I am an anthropologist of Islam whose principal area of study is the world’s most populous Muslim country, Indonesia, and its historical and contemporary connection to the Indian Ocean World, particularly Arabia. My work is primarily driven by the fundamental anthropological question of how humans constitute and are constituted by social relations. I pursue this question through a study of Islam considering that religion is not only an ongoing product of shifting social relation but is also one of the most powerful and enduring modes of, and means for human relation-making. My research and teaching leverage historical and anthropological approaches to interrogate how Muslims reconfigure their religious tradition in light of changing social dynamics and how they use religious resources to imagine and materialize different social relations.
My initial entry into thinking methodologically about religion and relation-making began with a study of Muslim networks that link Southeast Asia and the Middle East, particularly the role of Ḥaḍramī scholars in fostering those trans-regional connections and facilitating knowledge transmission. I look at how such connections have continued to reconfigure Islam as understood and practiced in the Malay-Indonesian Archipelago. My work demonstrates how mobile Ḥaḍramī actors traversed complex cultural fields, cultivated different kinds of relations, built channels for the transmission and dissemination of Islamic teachings, and through that process, gained recognition as religious authorities. This research culminated in my first academic monograph, What is Religious Authority? Cultivating Islamic Communities in Indonesia (Princeton University Press, 2021). Combining insights from [post-]structuralist Marxism, actor-network theory, and the work of the philosopher Hannah Arendt, the book destabilizes conventional understanding of religious authority. Instead of seeing religious authority as emanating from the charismatic aura of a single leader, the book demonstrates that authority is constituted through the persistent labor of assembling a durable social relation made up of volatile networks. The book arrived at this conclusion by presenting the labor of Ḥaḍramī scholars in assembling communities and articulating for them specific and competing visions of the sunna, that is, the teachings of the Prophet Muhammad, from the eighteenth century to the present. In the book I show how different Muslim leaders have tried to reconstruct the Prophetic past using various means to delimit the sunna in response to distinct sociological challenges they confronted in their own localities and historical moments. I argue that the sunna is a product of what I call articulatory labor, i.e., culturally- and historically- situated project of (1) imagining, recovering, and reconstructing a vanished Prophetic past informed by present needs and challenges, and (2) representing and conveying that past to others as models for present action.

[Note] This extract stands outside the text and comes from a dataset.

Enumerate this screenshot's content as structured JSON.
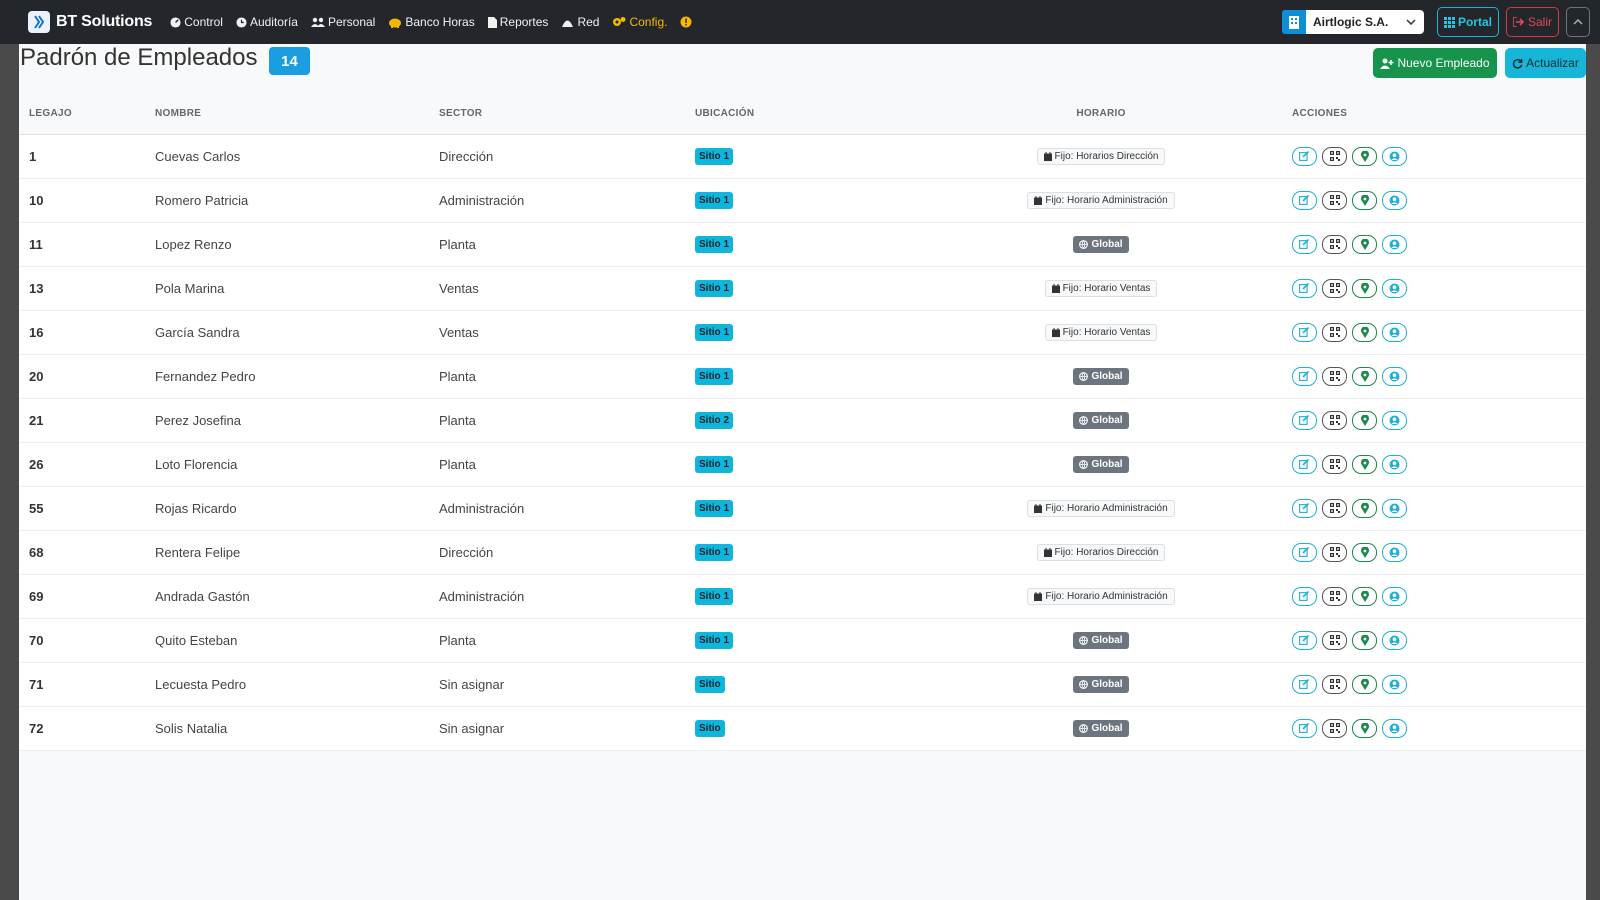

I am now working on my second book project, tentatively titled Spatial Religion: Islamic Geography beyond Center and Periphery. This project extends my study of religion and relation-making to the question of spatiality, geography, and (im)mobility. Spatial Religion traces the history of two contemporary forms of devotional mobility that link Indonesia and the Ḥaḍramawt valley of Yemen, two regions commonly considered as “peripheral” in the study of Islam. The first is the ongoing pilgrimage of Ḥaḍramīs and other Arabs to Indonesia. The second is the rising popularity of the Ḥaḍramawt as a pilgrimage destination for Indonesians. Both phenomena link the two regions through an interconnected religious geography. This religious geography is long in the making. In the nineteenth century, Ḥaḍramī scholars perceived Southeast Asia as a morally-suspect worldly destination with corrupting influences on one’s religious rectitude. Similarly, Indonesians used to consider the Ḥaḍramawt as religiously irrelevant. The religious geography that now links Indonesia and the Ḥaḍramawt is, therefore, quite a recent historical achievement. To comprehend this development, my research explores the transoceanic dialogues and debates as well as the labors and infrastructures that create and sustain this religious geography. It moves away from conventional studies of pilgrimage that privilege ritual analysis to attend to the various mechanisms and processes that produce pilgrimage and other forms of devotional mobility. Combining textual-historical approach with ethnography, this project explores how a religious geography is not just imagined, conceived, and contested discursively, but is also acted through encounters, embodied interactions, and sensory experience.